- Nearly seven in 10 citizens (69%) say the Mozambican government has been “very effective” (26%) or “somewhat effective” (43%) in its efforts to address the problem of armed extremists in the country.
- More than half of Mozambicans express “some” (20%) or “a lot” (33%) of confidence in their government’s ability to help end the conflict in Cabo Delgado. More express confidence in SADC (62%) and Rwanda (61%) to help resolve the conflict.
- Citizens offer a variety of suggestions for the best strategy to address the ongoing conflict in Cabo Delgado, including seeking outside military support (27%), negotiating with the armed groups (22%), working with local leaders (19%), improving the economy and creating more jobs (15%), and providing better government services (7%).
- Similarly, views on what causes people to join extremist groups are varied, including poverty (25%), unemployment (13%), and being forced by the extremists (11%).
- About three in 10 Mozambicans think that Islamic groups (37%), local people (32%), and foreign governments (32%) are involved in supporting and assisting the extremist groups that have launched attacks and kidnappings in Mozambique, while about one-quarter believe that political parties (27%) and private companies (23%) are involved.

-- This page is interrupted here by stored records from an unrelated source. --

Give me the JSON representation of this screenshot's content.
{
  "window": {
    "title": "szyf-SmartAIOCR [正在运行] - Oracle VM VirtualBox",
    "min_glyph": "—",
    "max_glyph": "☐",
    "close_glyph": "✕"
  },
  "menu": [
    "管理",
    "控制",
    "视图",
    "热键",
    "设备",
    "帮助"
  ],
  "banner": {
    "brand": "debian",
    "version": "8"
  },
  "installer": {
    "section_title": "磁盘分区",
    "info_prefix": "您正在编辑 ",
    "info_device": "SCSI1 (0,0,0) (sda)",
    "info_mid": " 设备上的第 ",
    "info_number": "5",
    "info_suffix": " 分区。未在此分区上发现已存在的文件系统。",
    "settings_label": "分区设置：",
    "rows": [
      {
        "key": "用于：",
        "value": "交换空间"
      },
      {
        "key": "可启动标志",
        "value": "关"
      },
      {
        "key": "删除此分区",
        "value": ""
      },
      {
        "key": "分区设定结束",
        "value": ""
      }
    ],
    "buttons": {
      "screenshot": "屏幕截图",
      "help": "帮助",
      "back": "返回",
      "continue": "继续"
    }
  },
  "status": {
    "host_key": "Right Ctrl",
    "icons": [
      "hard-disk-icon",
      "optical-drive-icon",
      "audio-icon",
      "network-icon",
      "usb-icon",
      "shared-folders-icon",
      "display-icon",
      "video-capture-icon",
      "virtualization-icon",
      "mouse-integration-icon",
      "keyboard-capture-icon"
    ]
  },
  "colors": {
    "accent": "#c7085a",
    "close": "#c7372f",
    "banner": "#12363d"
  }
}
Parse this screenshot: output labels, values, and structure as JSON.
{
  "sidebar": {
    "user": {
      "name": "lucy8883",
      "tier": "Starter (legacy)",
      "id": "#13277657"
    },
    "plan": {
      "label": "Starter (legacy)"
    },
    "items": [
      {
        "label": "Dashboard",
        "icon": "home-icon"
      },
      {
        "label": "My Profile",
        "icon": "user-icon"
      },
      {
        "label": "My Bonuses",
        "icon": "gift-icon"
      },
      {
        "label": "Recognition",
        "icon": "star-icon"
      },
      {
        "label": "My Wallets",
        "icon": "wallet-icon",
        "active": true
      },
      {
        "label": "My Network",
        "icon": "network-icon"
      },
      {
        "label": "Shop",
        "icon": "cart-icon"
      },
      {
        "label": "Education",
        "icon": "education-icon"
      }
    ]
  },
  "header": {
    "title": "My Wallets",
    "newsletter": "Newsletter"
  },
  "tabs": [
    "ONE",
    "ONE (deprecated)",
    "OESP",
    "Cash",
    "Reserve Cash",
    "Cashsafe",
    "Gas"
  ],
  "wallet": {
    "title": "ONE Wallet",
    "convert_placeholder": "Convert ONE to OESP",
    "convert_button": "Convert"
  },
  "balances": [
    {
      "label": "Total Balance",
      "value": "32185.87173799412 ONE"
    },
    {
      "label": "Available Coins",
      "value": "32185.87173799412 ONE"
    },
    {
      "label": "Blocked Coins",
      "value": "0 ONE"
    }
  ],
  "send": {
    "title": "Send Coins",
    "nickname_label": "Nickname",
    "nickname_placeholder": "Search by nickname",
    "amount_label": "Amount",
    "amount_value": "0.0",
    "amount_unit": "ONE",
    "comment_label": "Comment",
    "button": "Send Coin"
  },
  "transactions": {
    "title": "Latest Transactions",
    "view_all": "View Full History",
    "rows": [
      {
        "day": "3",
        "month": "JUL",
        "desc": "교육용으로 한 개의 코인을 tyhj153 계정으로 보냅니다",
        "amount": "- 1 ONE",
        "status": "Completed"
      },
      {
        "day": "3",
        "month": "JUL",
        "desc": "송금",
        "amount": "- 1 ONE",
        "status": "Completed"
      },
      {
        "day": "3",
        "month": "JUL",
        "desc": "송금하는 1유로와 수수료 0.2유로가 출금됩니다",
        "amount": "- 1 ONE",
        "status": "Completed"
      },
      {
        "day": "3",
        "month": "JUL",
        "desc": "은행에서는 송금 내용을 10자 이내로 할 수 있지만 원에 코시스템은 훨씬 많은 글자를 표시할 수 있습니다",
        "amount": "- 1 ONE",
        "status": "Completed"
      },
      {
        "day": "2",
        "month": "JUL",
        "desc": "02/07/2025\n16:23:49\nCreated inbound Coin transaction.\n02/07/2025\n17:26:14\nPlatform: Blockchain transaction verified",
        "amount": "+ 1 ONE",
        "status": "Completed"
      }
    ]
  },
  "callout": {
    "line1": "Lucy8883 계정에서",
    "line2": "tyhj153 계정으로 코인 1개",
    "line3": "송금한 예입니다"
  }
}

A majority of Mozambicans believe that the government has been at least somewhat effective in its efforts to address the problem of armed extremism in the country, the latest Afrobarometer survey shows.
But while a slim majority express confidence in the government’s ability to resolve the conflict, more think Rwanda and the Southern African Development Community (SADC) could make a difference.
Citizens’ views vary widely on who supports extremist groups, why people join such groups, and what would be the best strategy for addressing the conflict.
Since the beginning of armed conflict in the Cabo Delgado province in 2017, the government has responded with the national army as well as diplomatic efforts to secure international support, including interventions by SADC and the Rwandan military.